Both the Proun space – which consists of a three-dimensional rendering of issues first raised by Malevich in 1915 – and the Kabinet are instances of the conversion of the exhibition into an art form, or even of turning the exhibitive space itself into a work of art.

This means that the space in which the exhibition is held stopped being, after Lissitzky (to whom we might add a lineage in 20th-century art that includes Kurt Schwitters, Edward Kienholz, Allan Kaprow, Robert Rauschenberg, Yves Klein, Lucio Fontana, Robert Morris and Barry Le Va, right up to Gregor Schneider), an element in artistic creation to become the transcendental of art.
In other words, the condition of possibility of the work of art’s presence became a phenomenological determination of the exhibitive space, besides being a condition of the ontological viability of the work of art’s public situation. We might also add, in a more radical formulation: in hypermodernity, the exhibitive space has taken the place of the frame, or of the work’s outer edge, allowing for its extension up to the limits of the exhibitive condition, which, we are aware, can extend itself into the broad (widened) field of the territory – as a three-dimensional version of cinema, rather than a further dimension of architecture.  
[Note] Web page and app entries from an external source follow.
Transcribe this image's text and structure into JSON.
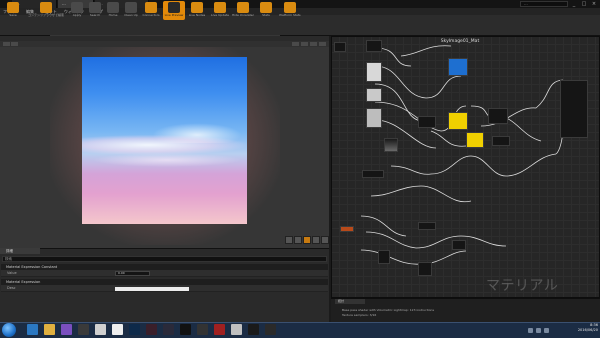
{
  "title_bar": {
    "tabs": [
      "...",
      "...",
      "..."
    ],
    "search_placeholder": "..."
  },
  "menu": [
    "ファイル",
    "編集",
    "アセット",
    "ウィンドウ",
    "ヘルプ"
  ],
  "toolbar": {
    "buttons": [
      {
        "label": "Save",
        "icon": "save-icon",
        "state": "on"
      },
      {
        "label": "コンテンツブラウザで検索",
        "icon": "browse-icon",
        "state": "on"
      },
      {
        "label": "Apply",
        "icon": "apply-icon",
        "state": "off"
      },
      {
        "label": "Search",
        "icon": "search-icon",
        "state": "off"
      },
      {
        "label": "Home",
        "icon": "home-icon",
        "state": "off"
      },
      {
        "label": "Clean Up",
        "icon": "cleanup-icon",
        "state": "off"
      },
      {
        "label": "Connectors",
        "icon": "connectors-icon",
        "state": "on"
      },
      {
        "label": "Live Preview",
        "icon": "live-preview-icon",
        "state": "hl"
      },
      {
        "label": "Live Nodes",
        "icon": "live-nodes-icon",
        "state": "on"
      },
      {
        "label": "Live Update",
        "icon": "live-update-icon",
        "state": "on"
      },
      {
        "label": "Hide Unrelated",
        "icon": "hide-unrelated-icon",
        "state": "on"
      },
      {
        "label": "Stats",
        "icon": "stats-icon",
        "state": "on"
      },
      {
        "label": "Platform Stats",
        "icon": "platform-stats-icon",
        "state": "on"
      }
    ],
    "accent_color": "#e38a0a"
  },
  "details": {
    "tab_label": "詳細",
    "search_placeholder": "検索",
    "section1": "Material Expression Constant",
    "row1_label": "Value",
    "row1_value": "0.00",
    "section2": "Material Expression",
    "row2_label": "Desc"
  },
  "graph": {
    "title": "SkyImage01_Mat",
    "watermark": "マテリアル"
  },
  "output_log": {
    "tab_label": "統計",
    "lines": [
      "Base pass shader with Volumetric Lightmap: 123 instructions",
      "Texture samplers: 3/16"
    ]
  },
  "taskbar": {
    "time": "8:36",
    "date": "2016/06/20"
  }
}
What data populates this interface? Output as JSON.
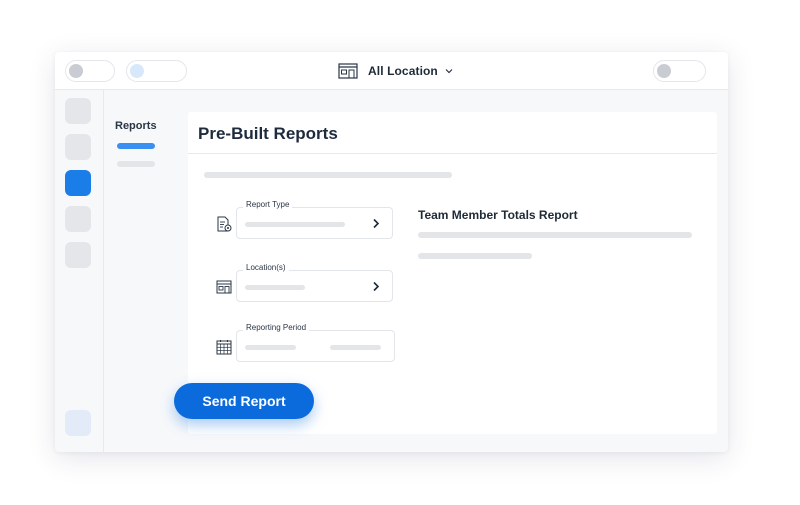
{
  "topbar": {
    "location_selector": {
      "label": "All Location",
      "icon": "store-icon",
      "dropdown_icon": "chevron-down-icon"
    },
    "toggles": [
      {
        "name": "toggle-left",
        "dot_color": "#c9ccd2"
      },
      {
        "name": "toggle-left-2",
        "dot_color": "#d7e8fb"
      },
      {
        "name": "toggle-right",
        "dot_color": "#c9ccd2"
      }
    ]
  },
  "leftnav": {
    "active_index": 2,
    "accent": "#1a7de8"
  },
  "subnav": {
    "title": "Reports"
  },
  "main": {
    "title": "Pre-Built Reports",
    "fields": [
      {
        "label": "Report Type",
        "icon": "report-document-icon",
        "action_icon": "chevron-right-icon"
      },
      {
        "label": "Location(s)",
        "icon": "store-icon",
        "action_icon": "chevron-right-icon"
      },
      {
        "label": "Reporting Period",
        "icon": "calendar-icon"
      }
    ],
    "report_preview": {
      "title": "Team Member Totals Report"
    },
    "send_button_label": "Send Report"
  },
  "colors": {
    "primary": "#0b6bdc",
    "text": "#1f2a37",
    "placeholder": "#e3e5e9"
  }
}
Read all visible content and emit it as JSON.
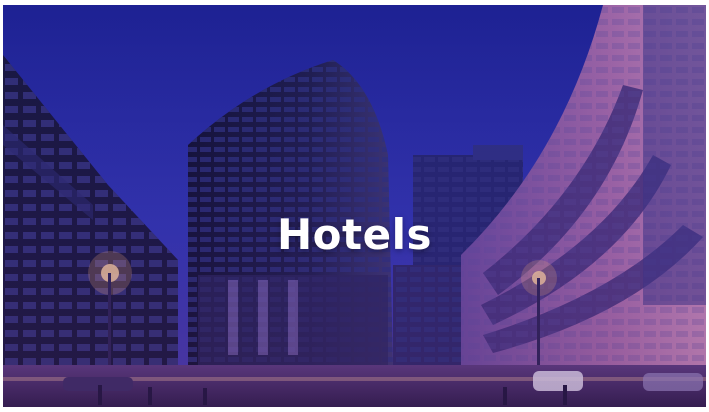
{
  "card": {
    "title": "Hotels",
    "image_description_icon": "city-buildings-photo"
  },
  "colors": {
    "sky": "#2a2fa8",
    "sky_dark": "#161a6e",
    "building_dark": "#141433",
    "building_mid": "#3b2f7a",
    "facade_pink": "#b06a9a",
    "light": "#ffd9a8",
    "title_text": "#ffffff"
  }
}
Thus, the decision of returning to a delimited space within the exhibitive space corresponds to a possibility of archaeologically restoring a circumscribed exhibitive condition, as an essay – in the Kirkegaardian sense –, a repetition of a situation that denotes a standard procedure. This particular condition of the Empty Cube project is part of an attempt at rethinking the performative quality of a space, whose existence deeply relies on an ephemerality that heightens its quality of event.   

These two conditions – the cabinet d’amateur-like construction of a space within a space (with all the Perec references it inspires), which causes the project to be separated from contact with the gallery, and the situation’s ephemerality – turn the exhibitive problem into a performative issue.  

In other words: the development of a structure that was thought, conceived and developed so that it could be installed and removed in a (very) short time frame implies an emphasis on the performative quality of the exhibitive space itself, since it is its very performance as an element that transcends the artistic process that comes under scrutiny here. On the other hand, it becomes a machine for generating relations and sharing, in terms of its condition as an event.

It is in this sense that its condition as a micro-event invokes a set of social and collective protocols concerning the fleeting disclosure of the development of a physical space, of its potential as a field of intervention possibilities, but also of re-equating the place under the sign of “as if” (as if the space were real, as if it were permanent, as if it were a re-edition of its historical models, etc.).
That is why the Empty Cube project is one of the most ambitious, clear, synthetic and focused artistic projects in my knowledge: because the temporary fiction of a community of sharing it defines combines the constructive elegance of its exact faktura with the event’s performative ability.

Delfim Sardo